AVAILABLE DATA:
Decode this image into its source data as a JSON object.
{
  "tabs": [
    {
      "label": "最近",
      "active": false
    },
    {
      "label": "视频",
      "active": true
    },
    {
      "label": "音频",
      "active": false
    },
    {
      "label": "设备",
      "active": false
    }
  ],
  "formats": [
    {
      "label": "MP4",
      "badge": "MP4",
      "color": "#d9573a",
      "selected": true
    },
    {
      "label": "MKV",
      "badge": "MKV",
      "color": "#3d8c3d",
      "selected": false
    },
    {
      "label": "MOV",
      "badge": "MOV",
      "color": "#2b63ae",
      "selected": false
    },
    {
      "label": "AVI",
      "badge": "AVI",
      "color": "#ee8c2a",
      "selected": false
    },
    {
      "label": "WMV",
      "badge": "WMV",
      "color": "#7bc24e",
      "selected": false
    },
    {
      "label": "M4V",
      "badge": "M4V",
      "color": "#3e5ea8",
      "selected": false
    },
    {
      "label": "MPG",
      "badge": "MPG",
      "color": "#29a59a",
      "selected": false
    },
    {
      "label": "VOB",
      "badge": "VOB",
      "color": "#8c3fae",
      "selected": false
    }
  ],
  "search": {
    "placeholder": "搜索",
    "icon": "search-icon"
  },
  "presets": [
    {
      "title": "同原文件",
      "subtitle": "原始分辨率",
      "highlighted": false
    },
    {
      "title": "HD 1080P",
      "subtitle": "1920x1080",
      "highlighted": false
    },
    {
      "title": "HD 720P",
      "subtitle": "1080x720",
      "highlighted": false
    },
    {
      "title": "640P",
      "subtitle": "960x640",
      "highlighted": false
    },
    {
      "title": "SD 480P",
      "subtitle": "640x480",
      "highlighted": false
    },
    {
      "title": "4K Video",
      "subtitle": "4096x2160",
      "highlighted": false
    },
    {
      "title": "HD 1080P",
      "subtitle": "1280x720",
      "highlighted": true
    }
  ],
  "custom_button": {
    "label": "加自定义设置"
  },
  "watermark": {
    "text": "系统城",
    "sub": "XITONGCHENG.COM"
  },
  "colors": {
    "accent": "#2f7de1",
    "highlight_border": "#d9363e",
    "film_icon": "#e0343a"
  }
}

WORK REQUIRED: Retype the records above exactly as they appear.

SOLUTION FOR THIS TASK:
Decode this image into its source data as a JSON object.
{
  "tabs": [
    {
      "label": "最近",
      "active": false
    },
    {
      "label": "视频",
      "active": true
    },
    {
      "label": "音频",
      "active": false
    },
    {
      "label": "设备",
      "active": false
    }
  ],
  "formats": [
    {
      "label": "MP4",
      "badge": "MP4",
      "color": "#d9573a",
      "selected": true
    },
    {
      "label": "MKV",
      "badge": "MKV",
      "color": "#3d8c3d",
      "selected": false
    },
    {
      "label": "MOV",
      "badge": "MOV",
      "color": "#2b63ae",
      "selected": false
    },
    {
      "label": "AVI",
      "badge": "AVI",
      "color": "#ee8c2a",
      "selected": false
    },
    {
      "label": "WMV",
      "badge": "WMV",
      "color": "#7bc24e",
      "selected": false
    },
    {
      "label": "M4V",
      "badge": "M4V",
      "color": "#3e5ea8",
      "selected": false
    },
    {
      "label": "MPG",
      "badge": "MPG",
      "color": "#29a59a",
      "selected": false
    },
    {
      "label": "VOB",
      "badge": "VOB",
      "color": "#8c3fae",
      "selected": false
    }
  ],
  "search": {
    "placeholder": "搜索",
    "icon": "search-icon"
  },
  "presets": [
    {
      "title": "同原文件",
      "subtitle": "原始分辨率",
      "highlighted": false
    },
    {
      "title": "HD 1080P",
      "subtitle": "1920x1080",
      "highlighted": false
    },
    {
      "title": "HD 720P",
      "subtitle": "1080x720",
      "highlighted": false
    },
    {
      "title": "640P",
      "subtitle": "960x640",
      "highlighted": false
    },
    {
      "title": "SD 480P",
      "subtitle": "640x480",
      "highlighted": false
    },
    {
      "title": "4K Video",
      "subtitle": "4096x2160",
      "highlighted": false
    },
    {
      "title": "HD 1080P",
      "subtitle": "1280x720",
      "highlighted": true
    }
  ],
  "custom_button": {
    "label": "加自定义设置"
  },
  "watermark": {
    "text": "系统城",
    "sub": "XITONGCHENG.COM"
  },
  "colors": {
    "accent": "#2f7de1",
    "highlight_border": "#d9363e",
    "film_icon": "#e0343a"
  }
}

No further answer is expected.